• **Task instructions**
In full and exactly, please return the records, but keep out the pictures.

• **Input data**
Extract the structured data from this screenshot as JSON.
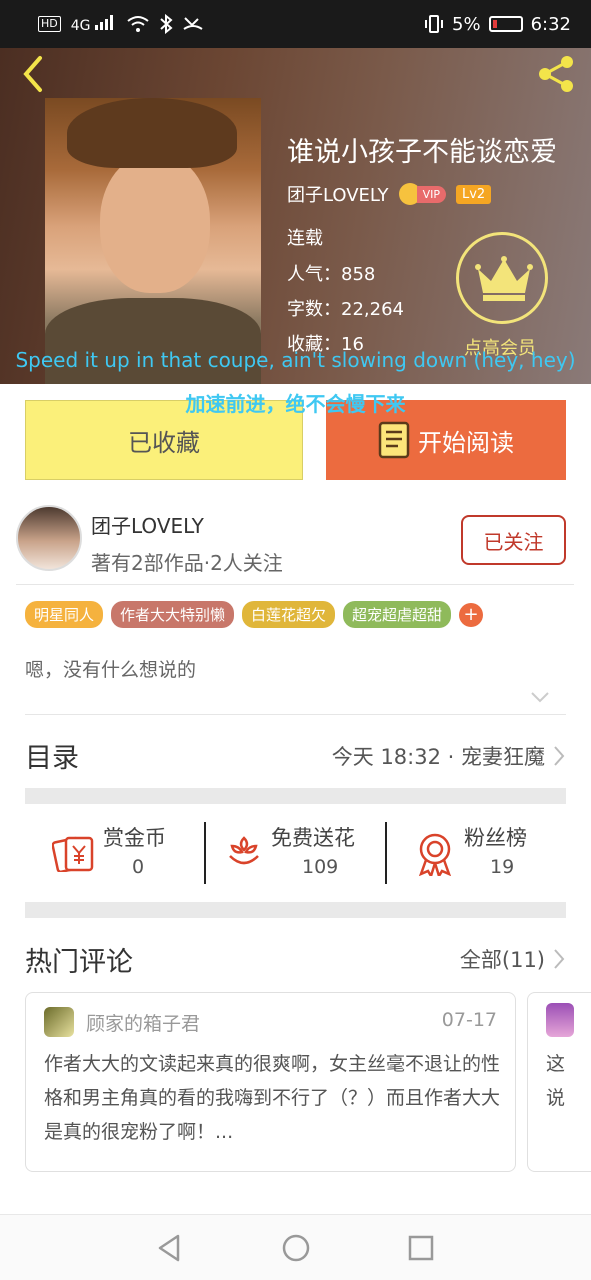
{
  "status_bar": {
    "network": "HD",
    "signal": "4G",
    "battery_percent": "5%",
    "time": "6:32"
  },
  "book": {
    "title": "谁说小孩子不能谈恋爱",
    "author": "团子LOVELY",
    "vip_label": "VIP",
    "level": "Lv2",
    "status": "连载",
    "popularity": "人气：858",
    "word_count": "字数：22,264",
    "favorites": "收藏：16",
    "vip_cta": "点高会员"
  },
  "subtitles": {
    "line1": "Speed it up in that coupe, ain't slowing down (hey, hey)",
    "line2": "加速前进，绝不会慢下来"
  },
  "actions": {
    "favorited_label": "已收藏",
    "read_label": "开始阅读"
  },
  "author_card": {
    "name": "团子LOVELY",
    "stats": "著有2部作品·2人关注",
    "follow_label": "已关注"
  },
  "tags": [
    {
      "label": "明星同人",
      "color": "#f5b23e"
    },
    {
      "label": "作者大大特别懒",
      "color": "#c8776a"
    },
    {
      "label": "白莲花超欠",
      "color": "#e0b63a"
    },
    {
      "label": "超宠超虐超甜",
      "color": "#8fba5b"
    }
  ],
  "tag_add": "+",
  "description": "嗯，没有什么想说的",
  "toc": {
    "title": "目录",
    "latest": "今天 18:32 · 宠妻狂魔"
  },
  "stats": [
    {
      "label": "赏金币",
      "value": "0"
    },
    {
      "label": "免费送花",
      "value": "109"
    },
    {
      "label": "粉丝榜",
      "value": "19"
    }
  ],
  "comments_section": {
    "title": "热门评论",
    "all_label": "全部(11)"
  },
  "comments": [
    {
      "user": "顾家的箱子君",
      "date": "07-17",
      "text": "作者大大的文读起来真的很爽啊，女主丝毫不退让的性格和男主角真的看的我嗨到不行了（？）而且作者大大是真的很宠粉了啊！..."
    },
    {
      "text_line1": "这",
      "text_line2": "说"
    }
  ],
  "colors": {
    "accent": "#ec6b3f",
    "favorite_button": "#fbf07a",
    "follow_border": "#c0392b",
    "caption": "#3fc8f2"
  }
}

• **Exercise output**
Extract the structured data from this screenshot as JSON.
{
  "status_bar": {
    "network": "HD",
    "signal": "4G",
    "battery_percent": "5%",
    "time": "6:32"
  },
  "book": {
    "title": "谁说小孩子不能谈恋爱",
    "author": "团子LOVELY",
    "vip_label": "VIP",
    "level": "Lv2",
    "status": "连载",
    "popularity": "人气：858",
    "word_count": "字数：22,264",
    "favorites": "收藏：16",
    "vip_cta": "点高会员"
  },
  "subtitles": {
    "line1": "Speed it up in that coupe, ain't slowing down (hey, hey)",
    "line2": "加速前进，绝不会慢下来"
  },
  "actions": {
    "favorited_label": "已收藏",
    "read_label": "开始阅读"
  },
  "author_card": {
    "name": "团子LOVELY",
    "stats": "著有2部作品·2人关注",
    "follow_label": "已关注"
  },
  "tags": [
    {
      "label": "明星同人",
      "color": "#f5b23e"
    },
    {
      "label": "作者大大特别懒",
      "color": "#c8776a"
    },
    {
      "label": "白莲花超欠",
      "color": "#e0b63a"
    },
    {
      "label": "超宠超虐超甜",
      "color": "#8fba5b"
    }
  ],
  "tag_add": "+",
  "description": "嗯，没有什么想说的",
  "toc": {
    "title": "目录",
    "latest": "今天 18:32 · 宠妻狂魔"
  },
  "stats": [
    {
      "label": "赏金币",
      "value": "0"
    },
    {
      "label": "免费送花",
      "value": "109"
    },
    {
      "label": "粉丝榜",
      "value": "19"
    }
  ],
  "comments_section": {
    "title": "热门评论",
    "all_label": "全部(11)"
  },
  "comments": [
    {
      "user": "顾家的箱子君",
      "date": "07-17",
      "text": "作者大大的文读起来真的很爽啊，女主丝毫不退让的性格和男主角真的看的我嗨到不行了（？）而且作者大大是真的很宠粉了啊！..."
    },
    {
      "text_line1": "这",
      "text_line2": "说"
    }
  ],
  "colors": {
    "accent": "#ec6b3f",
    "favorite_button": "#fbf07a",
    "follow_border": "#c0392b",
    "caption": "#3fc8f2"
  }
}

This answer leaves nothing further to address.